Filmmaker Hansal Mehta is livid with the CBFC

By Manishaa R

The dissent against the Central Board of Film Certification, which had reached a crescendo not so long ago after the Udta Punjab controversy, had calmed down in the recent past with the CBFC conspicuously softening its attitude towards certain prominent filmmakers. However according to a producer the battle is far from over for a filmmaker after his film is released in the theatres. This filmmaker states that the bigger problem a filmmaker faces is in getting his film cleared for satellite telecast, especially for those films that are certified ‘A’, since it is mandatory for filmmakers to get a U/A clearance if their films are to be screened on television. Apparently the CBFC chief had earlier made an exception for the convenience of producers to allow them to exercise self-censorship, before they submitted their films to the CBFC for satellite clearance. However that may be not be the case as is evident from the problem filmmaker Hansal Mehta suffered in getting his film Aligarh cleared for satellite screening.

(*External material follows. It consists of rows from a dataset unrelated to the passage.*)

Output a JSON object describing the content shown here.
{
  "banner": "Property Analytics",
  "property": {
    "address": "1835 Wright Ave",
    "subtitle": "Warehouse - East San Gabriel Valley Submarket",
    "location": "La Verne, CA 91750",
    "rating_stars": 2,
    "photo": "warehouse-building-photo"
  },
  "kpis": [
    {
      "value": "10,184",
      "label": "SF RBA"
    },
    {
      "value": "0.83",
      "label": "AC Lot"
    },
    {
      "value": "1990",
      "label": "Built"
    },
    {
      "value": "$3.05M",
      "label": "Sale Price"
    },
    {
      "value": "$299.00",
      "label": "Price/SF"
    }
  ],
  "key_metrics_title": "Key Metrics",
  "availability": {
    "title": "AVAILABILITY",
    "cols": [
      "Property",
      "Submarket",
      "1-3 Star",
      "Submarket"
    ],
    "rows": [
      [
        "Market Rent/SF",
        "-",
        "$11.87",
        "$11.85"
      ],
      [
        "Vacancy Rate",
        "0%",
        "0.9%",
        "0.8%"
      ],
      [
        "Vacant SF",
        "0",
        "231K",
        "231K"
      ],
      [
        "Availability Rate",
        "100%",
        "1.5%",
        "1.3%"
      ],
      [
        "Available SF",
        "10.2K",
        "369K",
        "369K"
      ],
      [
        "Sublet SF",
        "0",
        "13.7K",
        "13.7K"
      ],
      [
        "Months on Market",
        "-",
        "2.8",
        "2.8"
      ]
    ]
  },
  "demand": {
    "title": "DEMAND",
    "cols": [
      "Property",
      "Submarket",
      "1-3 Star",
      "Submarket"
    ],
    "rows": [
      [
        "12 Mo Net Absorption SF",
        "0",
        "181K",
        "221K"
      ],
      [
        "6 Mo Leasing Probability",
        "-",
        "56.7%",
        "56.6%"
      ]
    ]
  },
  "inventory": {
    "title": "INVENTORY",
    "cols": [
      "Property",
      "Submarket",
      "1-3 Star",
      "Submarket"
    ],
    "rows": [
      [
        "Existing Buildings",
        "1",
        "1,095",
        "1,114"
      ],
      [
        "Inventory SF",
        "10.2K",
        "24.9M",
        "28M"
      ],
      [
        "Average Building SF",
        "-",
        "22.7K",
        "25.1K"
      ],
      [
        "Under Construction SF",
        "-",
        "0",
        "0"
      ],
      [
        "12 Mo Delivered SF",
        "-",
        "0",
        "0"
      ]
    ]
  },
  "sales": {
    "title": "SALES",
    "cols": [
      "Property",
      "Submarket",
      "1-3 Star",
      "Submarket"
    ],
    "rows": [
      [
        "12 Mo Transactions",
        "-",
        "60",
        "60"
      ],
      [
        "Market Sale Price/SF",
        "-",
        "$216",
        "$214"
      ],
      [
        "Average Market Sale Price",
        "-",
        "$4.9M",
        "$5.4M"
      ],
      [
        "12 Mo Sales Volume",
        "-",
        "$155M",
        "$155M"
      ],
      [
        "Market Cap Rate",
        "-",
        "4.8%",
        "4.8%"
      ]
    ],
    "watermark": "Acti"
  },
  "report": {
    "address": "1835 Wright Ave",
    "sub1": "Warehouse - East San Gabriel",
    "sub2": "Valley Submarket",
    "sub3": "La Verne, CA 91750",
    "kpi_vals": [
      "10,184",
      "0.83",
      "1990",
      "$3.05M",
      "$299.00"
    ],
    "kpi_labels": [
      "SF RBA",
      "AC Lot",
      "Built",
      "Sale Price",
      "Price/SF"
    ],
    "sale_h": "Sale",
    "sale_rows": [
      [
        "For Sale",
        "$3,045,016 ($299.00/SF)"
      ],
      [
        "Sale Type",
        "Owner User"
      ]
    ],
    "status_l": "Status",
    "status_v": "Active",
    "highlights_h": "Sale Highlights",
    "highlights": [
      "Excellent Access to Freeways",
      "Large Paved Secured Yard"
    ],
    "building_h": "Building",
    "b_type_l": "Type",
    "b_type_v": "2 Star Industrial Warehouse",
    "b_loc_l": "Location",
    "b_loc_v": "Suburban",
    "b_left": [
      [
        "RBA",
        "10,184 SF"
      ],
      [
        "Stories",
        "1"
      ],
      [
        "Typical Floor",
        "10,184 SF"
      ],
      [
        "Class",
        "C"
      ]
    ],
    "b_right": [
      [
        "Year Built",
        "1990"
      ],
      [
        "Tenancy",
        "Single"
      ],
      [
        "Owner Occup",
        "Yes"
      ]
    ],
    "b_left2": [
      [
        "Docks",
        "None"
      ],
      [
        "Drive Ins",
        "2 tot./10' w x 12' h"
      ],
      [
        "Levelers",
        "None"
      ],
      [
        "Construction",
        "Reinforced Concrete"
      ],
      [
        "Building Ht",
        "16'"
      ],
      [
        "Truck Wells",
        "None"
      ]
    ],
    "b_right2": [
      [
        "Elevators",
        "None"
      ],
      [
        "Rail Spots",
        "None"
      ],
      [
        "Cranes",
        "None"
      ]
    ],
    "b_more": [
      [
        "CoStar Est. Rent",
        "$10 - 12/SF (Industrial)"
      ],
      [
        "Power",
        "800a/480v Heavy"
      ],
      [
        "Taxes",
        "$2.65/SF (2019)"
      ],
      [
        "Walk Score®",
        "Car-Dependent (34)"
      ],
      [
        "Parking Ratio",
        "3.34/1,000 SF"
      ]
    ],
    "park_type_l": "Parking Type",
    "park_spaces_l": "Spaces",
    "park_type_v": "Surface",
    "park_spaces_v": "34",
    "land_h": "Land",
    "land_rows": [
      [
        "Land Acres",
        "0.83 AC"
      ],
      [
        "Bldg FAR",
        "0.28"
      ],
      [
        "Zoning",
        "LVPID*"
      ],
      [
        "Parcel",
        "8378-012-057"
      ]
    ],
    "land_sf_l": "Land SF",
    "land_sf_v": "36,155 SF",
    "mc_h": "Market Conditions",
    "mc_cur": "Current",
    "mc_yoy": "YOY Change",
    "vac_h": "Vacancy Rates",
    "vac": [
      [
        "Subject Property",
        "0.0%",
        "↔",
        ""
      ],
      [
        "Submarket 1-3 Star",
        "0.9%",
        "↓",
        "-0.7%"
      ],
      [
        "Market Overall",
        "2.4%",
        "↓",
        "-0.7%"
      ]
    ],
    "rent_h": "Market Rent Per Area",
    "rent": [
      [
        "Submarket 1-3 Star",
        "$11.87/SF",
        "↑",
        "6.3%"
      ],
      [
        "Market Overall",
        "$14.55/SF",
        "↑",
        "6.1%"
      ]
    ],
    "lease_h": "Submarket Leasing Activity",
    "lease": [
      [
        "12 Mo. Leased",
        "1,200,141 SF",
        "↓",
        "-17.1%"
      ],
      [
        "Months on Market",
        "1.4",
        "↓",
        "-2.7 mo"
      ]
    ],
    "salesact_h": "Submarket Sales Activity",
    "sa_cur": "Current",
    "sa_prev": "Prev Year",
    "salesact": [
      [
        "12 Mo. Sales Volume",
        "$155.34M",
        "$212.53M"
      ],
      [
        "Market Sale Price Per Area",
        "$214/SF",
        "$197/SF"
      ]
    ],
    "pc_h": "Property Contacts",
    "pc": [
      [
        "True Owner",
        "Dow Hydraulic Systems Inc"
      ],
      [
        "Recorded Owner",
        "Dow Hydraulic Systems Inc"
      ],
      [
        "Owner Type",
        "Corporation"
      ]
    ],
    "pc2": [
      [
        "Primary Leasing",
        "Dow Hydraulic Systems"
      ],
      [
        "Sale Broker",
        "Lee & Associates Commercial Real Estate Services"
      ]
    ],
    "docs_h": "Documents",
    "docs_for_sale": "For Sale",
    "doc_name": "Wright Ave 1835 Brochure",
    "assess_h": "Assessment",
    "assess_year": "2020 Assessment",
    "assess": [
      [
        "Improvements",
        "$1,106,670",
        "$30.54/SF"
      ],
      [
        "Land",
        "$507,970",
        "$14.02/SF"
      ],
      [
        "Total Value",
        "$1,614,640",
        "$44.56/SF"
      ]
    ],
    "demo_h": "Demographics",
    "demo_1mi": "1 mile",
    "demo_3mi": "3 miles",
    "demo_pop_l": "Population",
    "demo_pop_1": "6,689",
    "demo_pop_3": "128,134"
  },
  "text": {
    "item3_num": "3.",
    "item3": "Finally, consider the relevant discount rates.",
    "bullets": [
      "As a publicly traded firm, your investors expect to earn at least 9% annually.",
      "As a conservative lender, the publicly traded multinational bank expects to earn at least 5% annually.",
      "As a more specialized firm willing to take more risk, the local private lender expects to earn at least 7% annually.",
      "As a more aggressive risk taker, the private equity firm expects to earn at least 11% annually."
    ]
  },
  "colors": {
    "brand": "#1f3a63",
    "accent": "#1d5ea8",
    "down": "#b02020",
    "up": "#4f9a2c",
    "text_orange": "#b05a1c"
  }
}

Six months back prior to the theatrical release of Aligarh, Mehta fought a prolonged battle with the CBFC, starting with the trailer of his film, which was awarded an ‘A’ certificate by the CBFC.  Subsequently he abided by the cuts suggested by CBFC and got his film cleared. However in a new twist, Mehta was recently faced with new problems when he had to screen his film on the satellite media. In a tweet, the filmmaker commented on how pained he felt about all the “drastic cuts” in order to get the U/A certification and several dialogues that were muted out in the film. His tweet read, “When contacted CBFC CEO, Anurag Srivastav, said that it was mandatory for films screened on television to get a U/A clearance. He added that most filmmakers made their own cuts to make the film eligible for the certification. “Apart from that we do suggest a few minor cuts since the film is catering to an entirely different family audience,” he said.

It may be recalled that Aligarh inspired by a real-life incident, revolved around the real life story of a professor in the Aligarh University, who was relegated to a lonely existence after he was held guilty on charges of homosexuality and sacked from his position of Reader and Chair of Modern Indian Languages.